**Provided information:**
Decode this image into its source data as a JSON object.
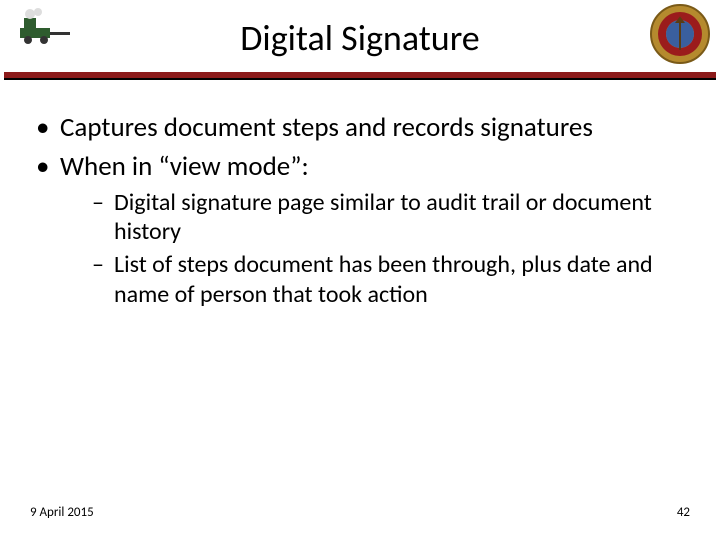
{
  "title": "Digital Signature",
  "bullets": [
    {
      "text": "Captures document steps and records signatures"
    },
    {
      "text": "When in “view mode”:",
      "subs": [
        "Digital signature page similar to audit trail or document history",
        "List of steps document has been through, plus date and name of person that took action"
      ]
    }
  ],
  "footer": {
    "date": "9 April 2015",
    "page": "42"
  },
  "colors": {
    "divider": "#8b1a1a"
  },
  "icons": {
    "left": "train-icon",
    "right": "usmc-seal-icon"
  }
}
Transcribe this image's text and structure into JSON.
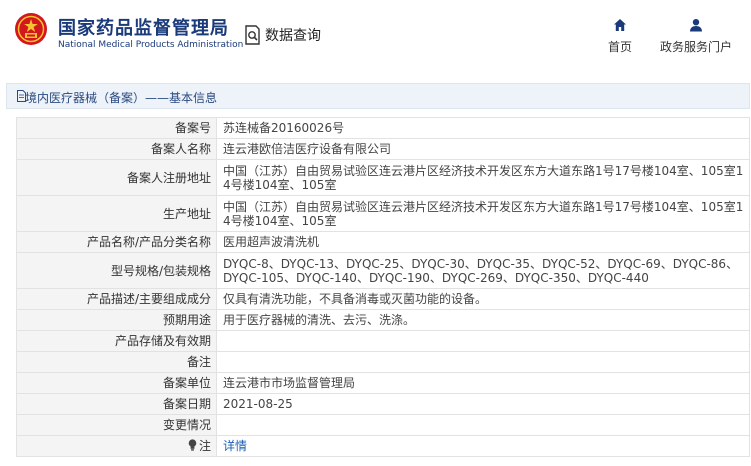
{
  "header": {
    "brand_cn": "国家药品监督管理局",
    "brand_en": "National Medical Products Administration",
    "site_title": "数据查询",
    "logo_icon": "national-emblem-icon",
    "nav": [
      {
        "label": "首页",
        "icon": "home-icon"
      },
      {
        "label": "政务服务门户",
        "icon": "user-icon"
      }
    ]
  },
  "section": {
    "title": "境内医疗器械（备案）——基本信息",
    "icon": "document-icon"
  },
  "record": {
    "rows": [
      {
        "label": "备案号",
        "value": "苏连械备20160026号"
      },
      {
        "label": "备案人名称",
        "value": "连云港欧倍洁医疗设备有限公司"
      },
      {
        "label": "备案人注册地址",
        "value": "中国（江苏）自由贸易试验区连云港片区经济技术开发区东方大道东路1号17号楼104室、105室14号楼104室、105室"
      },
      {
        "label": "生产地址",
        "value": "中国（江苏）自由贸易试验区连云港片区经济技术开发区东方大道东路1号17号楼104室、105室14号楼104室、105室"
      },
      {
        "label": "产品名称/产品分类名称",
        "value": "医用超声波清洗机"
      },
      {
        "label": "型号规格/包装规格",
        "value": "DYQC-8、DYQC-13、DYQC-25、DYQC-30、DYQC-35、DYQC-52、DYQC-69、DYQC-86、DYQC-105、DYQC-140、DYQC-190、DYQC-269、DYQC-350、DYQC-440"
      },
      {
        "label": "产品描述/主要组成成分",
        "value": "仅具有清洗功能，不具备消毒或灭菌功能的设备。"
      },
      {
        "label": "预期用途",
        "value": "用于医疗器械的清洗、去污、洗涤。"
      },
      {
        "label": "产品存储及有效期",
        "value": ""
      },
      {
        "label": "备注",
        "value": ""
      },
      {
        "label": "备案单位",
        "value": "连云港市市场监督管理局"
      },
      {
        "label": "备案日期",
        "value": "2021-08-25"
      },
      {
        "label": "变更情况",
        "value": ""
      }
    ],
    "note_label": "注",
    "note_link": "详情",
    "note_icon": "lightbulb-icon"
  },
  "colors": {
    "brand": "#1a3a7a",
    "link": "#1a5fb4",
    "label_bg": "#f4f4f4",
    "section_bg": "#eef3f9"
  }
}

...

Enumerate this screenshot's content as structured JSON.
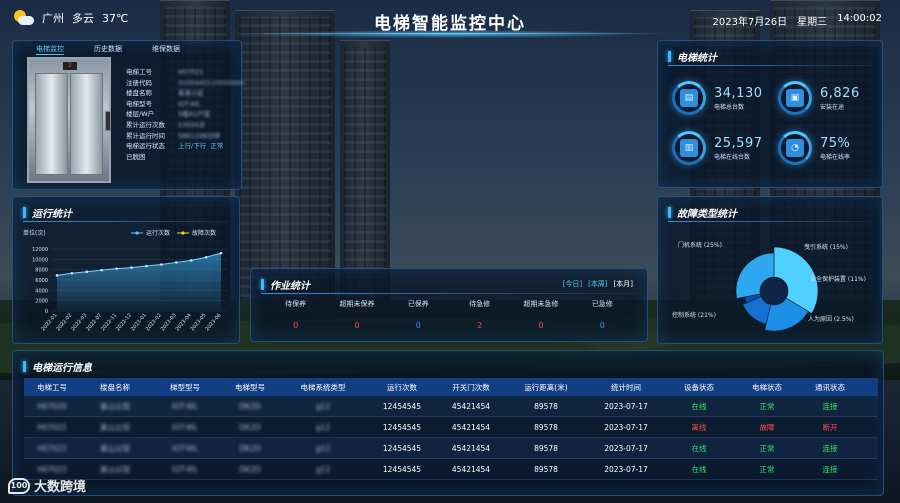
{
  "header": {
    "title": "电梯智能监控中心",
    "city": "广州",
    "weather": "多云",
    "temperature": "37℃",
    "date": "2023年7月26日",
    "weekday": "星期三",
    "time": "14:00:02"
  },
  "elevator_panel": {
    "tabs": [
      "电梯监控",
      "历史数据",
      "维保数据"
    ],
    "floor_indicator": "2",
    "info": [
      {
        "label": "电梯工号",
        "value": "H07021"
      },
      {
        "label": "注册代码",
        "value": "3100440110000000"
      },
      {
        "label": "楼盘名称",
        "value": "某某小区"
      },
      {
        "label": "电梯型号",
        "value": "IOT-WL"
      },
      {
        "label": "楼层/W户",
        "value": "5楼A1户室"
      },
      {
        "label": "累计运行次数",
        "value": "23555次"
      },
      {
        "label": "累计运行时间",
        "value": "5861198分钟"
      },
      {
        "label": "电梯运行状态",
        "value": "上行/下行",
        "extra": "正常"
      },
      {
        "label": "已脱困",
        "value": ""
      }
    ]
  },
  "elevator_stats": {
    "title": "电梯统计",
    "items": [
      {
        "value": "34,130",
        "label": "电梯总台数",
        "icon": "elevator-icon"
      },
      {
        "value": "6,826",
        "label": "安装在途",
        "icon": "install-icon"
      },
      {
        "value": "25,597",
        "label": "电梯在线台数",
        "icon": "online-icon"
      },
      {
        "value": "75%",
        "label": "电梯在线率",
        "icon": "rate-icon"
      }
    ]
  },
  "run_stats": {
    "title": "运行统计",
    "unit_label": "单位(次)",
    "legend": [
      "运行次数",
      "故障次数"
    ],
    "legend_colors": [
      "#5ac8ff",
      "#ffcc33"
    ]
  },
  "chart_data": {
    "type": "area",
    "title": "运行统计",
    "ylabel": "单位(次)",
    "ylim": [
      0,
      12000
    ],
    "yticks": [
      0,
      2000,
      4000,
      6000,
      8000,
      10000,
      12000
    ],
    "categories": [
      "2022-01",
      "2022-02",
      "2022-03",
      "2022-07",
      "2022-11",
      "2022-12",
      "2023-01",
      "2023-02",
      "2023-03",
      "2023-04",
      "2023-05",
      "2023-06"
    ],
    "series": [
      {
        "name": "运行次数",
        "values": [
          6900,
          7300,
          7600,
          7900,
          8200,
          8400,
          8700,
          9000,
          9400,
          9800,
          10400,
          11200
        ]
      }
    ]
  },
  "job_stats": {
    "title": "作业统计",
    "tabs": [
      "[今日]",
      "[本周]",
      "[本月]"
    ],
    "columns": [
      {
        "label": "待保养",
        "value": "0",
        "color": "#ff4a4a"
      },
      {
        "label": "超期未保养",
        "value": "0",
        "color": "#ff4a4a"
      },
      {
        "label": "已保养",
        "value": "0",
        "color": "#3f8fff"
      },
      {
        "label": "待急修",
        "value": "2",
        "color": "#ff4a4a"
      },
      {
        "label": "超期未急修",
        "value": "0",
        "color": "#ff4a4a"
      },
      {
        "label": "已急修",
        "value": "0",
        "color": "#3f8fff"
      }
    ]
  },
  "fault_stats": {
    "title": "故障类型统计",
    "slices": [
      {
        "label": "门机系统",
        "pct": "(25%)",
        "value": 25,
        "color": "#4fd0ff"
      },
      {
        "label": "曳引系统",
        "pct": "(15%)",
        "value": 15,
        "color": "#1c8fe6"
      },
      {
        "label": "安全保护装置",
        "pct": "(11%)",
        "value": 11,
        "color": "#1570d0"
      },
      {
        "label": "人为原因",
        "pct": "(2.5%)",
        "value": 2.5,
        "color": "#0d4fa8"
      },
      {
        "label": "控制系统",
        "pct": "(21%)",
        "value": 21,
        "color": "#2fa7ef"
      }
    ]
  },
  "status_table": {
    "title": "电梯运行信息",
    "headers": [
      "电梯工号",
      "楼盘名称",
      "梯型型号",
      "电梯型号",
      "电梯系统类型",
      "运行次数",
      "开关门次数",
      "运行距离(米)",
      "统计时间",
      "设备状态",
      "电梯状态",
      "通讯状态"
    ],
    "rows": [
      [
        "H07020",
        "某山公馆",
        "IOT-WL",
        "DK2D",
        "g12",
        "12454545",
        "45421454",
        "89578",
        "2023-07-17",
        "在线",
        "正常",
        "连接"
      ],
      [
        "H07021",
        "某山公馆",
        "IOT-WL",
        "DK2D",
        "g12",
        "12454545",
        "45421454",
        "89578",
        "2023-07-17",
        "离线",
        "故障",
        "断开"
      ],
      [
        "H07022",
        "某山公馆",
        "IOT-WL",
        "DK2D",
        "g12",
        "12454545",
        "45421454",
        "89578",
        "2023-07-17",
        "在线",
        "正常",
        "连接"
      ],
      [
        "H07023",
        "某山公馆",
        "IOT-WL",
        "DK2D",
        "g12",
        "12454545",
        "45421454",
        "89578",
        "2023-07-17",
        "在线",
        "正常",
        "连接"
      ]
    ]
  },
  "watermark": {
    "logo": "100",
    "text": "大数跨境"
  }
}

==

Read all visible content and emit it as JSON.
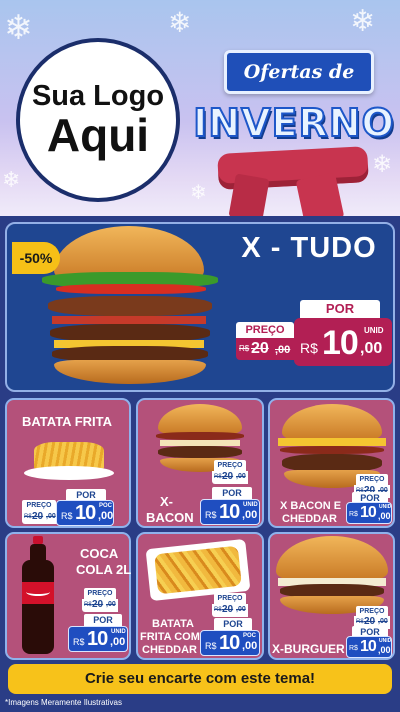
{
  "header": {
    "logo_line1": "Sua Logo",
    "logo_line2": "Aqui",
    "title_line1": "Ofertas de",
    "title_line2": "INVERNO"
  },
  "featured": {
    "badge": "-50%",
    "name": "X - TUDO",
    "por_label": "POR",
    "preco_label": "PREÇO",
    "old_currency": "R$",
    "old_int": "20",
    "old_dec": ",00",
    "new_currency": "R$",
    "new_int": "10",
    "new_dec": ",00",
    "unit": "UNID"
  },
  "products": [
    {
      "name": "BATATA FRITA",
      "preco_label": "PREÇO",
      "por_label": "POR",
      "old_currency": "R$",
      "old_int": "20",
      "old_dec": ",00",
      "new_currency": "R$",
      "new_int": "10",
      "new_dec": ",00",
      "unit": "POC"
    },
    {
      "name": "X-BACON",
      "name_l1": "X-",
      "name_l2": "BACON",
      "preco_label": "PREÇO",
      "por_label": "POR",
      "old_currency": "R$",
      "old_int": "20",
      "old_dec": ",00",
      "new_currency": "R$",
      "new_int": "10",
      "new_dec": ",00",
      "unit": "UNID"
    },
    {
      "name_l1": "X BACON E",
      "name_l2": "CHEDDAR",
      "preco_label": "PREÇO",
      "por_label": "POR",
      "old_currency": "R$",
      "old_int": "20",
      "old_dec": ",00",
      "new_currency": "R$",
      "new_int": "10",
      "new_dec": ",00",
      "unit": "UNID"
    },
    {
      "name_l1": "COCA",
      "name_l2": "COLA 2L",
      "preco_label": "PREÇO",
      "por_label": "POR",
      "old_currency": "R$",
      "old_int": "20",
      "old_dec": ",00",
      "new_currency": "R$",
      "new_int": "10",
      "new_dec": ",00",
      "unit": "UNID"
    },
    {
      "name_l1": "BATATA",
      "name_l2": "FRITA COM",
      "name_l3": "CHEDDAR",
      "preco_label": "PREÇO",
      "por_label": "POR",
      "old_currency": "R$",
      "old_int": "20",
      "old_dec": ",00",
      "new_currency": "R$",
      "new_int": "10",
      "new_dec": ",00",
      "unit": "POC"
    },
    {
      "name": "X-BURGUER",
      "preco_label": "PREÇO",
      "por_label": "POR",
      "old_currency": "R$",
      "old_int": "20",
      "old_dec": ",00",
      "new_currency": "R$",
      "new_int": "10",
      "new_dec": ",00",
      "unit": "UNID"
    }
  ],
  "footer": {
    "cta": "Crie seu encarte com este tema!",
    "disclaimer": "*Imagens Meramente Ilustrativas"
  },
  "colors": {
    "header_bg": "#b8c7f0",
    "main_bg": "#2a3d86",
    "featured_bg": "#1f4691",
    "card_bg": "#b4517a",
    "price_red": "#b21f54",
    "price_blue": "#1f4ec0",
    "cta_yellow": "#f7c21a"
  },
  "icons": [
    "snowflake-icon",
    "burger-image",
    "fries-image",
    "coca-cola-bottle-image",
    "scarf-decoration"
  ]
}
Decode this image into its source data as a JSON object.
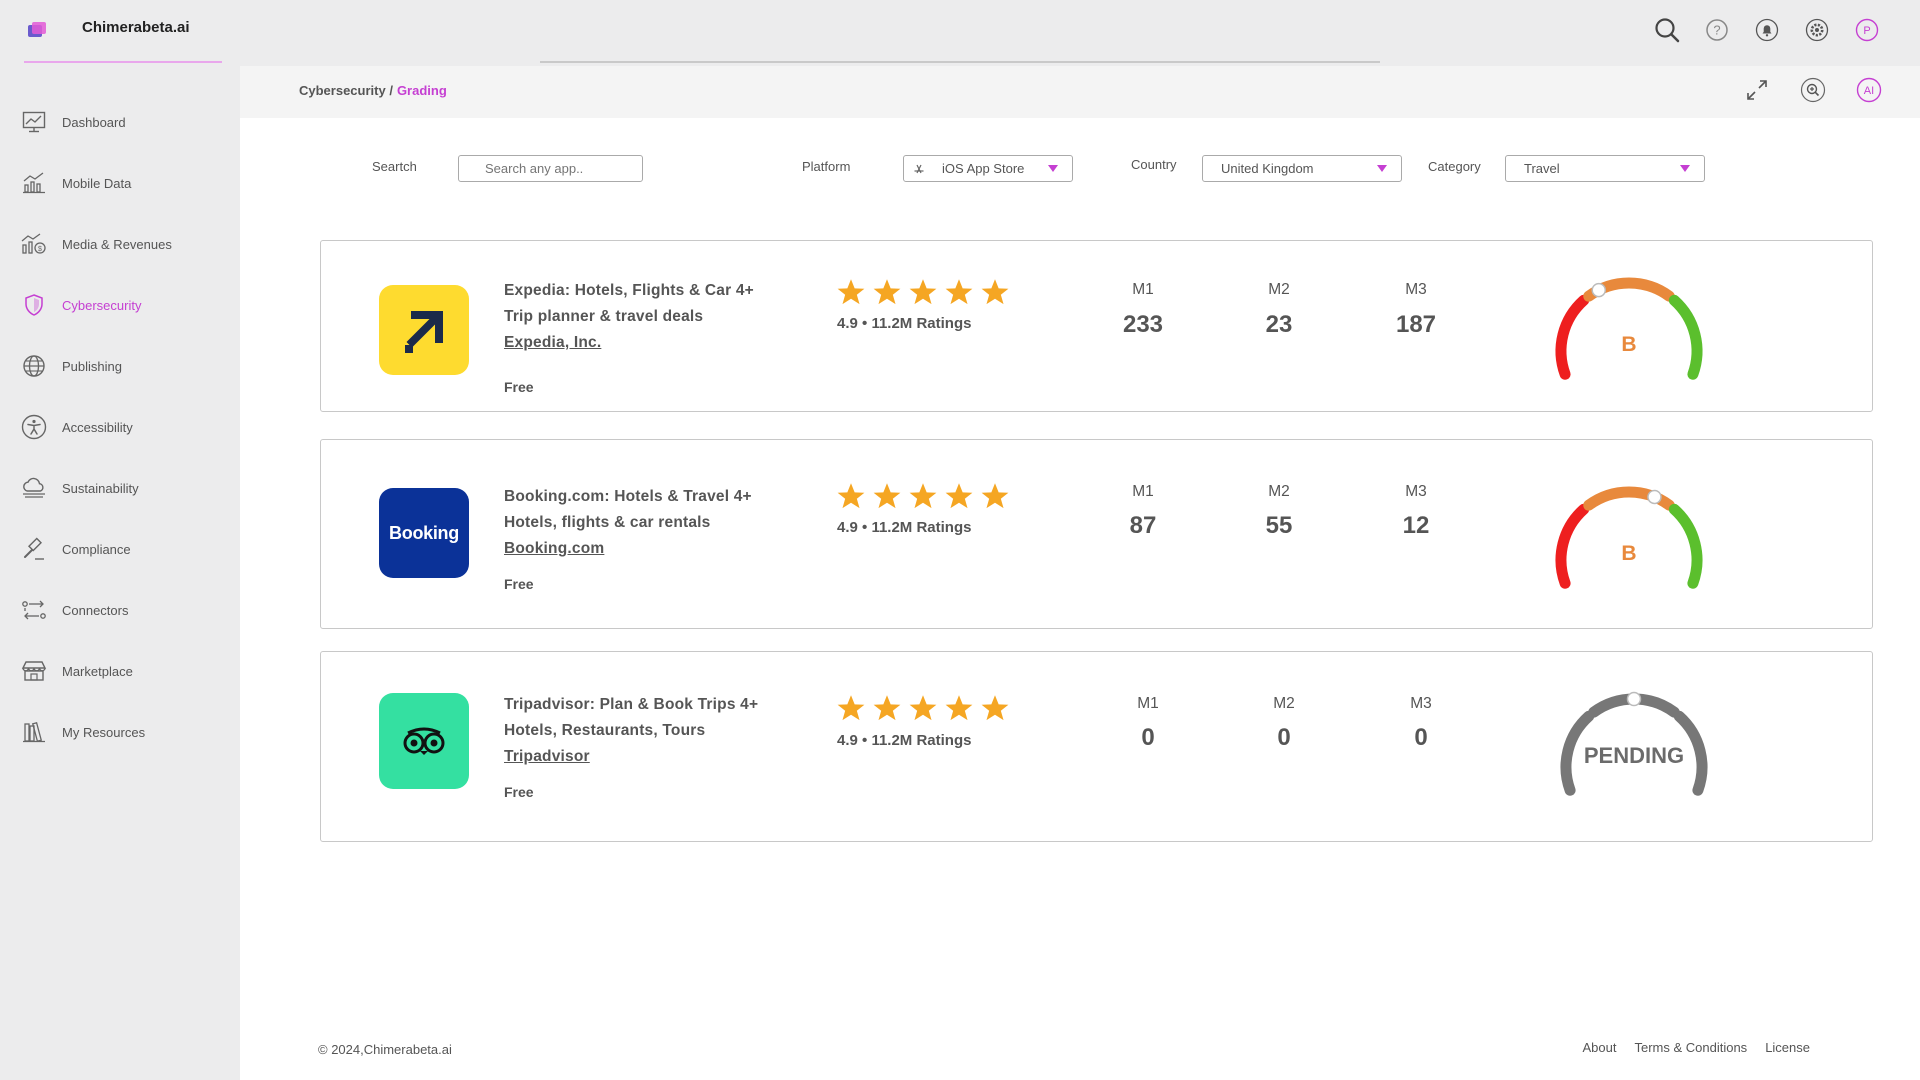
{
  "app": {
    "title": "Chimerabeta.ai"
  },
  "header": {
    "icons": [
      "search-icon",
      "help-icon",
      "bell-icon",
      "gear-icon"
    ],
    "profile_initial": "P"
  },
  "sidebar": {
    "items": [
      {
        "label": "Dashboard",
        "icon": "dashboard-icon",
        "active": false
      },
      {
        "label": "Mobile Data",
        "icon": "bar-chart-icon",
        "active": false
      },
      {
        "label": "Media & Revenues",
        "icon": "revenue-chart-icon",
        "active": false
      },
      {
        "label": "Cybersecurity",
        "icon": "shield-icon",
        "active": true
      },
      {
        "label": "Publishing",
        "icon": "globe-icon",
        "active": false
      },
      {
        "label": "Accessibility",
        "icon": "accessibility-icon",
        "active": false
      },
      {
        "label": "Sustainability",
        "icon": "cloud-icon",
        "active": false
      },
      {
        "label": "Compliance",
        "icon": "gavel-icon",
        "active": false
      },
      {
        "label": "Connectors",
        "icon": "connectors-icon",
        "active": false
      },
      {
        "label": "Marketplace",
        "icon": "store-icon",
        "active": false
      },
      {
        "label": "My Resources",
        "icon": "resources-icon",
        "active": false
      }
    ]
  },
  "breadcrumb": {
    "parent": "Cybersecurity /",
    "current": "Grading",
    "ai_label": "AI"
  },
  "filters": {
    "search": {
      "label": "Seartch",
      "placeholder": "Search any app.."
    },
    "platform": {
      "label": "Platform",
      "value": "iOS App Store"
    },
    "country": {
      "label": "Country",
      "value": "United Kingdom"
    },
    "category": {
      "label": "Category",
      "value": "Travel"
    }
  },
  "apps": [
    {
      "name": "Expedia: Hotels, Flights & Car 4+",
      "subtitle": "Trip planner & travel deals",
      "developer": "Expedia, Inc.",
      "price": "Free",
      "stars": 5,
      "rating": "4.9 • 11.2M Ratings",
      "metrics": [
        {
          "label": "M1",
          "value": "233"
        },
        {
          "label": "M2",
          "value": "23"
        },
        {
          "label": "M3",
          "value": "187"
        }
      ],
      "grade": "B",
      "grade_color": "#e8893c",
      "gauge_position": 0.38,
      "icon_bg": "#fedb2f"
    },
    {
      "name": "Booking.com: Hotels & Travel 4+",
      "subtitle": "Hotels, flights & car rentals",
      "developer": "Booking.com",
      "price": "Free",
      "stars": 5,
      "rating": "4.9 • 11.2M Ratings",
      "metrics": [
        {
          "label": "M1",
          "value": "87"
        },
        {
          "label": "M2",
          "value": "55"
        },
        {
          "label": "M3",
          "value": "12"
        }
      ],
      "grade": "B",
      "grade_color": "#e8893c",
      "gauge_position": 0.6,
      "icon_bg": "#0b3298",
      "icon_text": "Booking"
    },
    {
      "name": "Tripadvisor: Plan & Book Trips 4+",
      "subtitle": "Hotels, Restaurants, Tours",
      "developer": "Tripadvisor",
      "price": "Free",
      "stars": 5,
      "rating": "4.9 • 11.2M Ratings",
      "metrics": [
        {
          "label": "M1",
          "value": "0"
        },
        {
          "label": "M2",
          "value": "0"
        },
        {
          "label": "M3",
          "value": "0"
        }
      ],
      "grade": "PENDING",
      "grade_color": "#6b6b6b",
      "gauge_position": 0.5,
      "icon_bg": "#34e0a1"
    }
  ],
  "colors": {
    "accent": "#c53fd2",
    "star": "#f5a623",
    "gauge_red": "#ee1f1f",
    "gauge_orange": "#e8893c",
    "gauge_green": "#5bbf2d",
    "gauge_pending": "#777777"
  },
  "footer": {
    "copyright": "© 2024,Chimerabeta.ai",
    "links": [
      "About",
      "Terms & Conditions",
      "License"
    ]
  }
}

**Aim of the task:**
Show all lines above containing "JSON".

**Result of this exercise:**
Decode this image into its source data as a JSON object.
Transcribe this image's text and structure into JSON.
Enumerate this screenshot's content as structured JSON.
Read all visible content and emit it as JSON.
Decode this image into its source data as a JSON object.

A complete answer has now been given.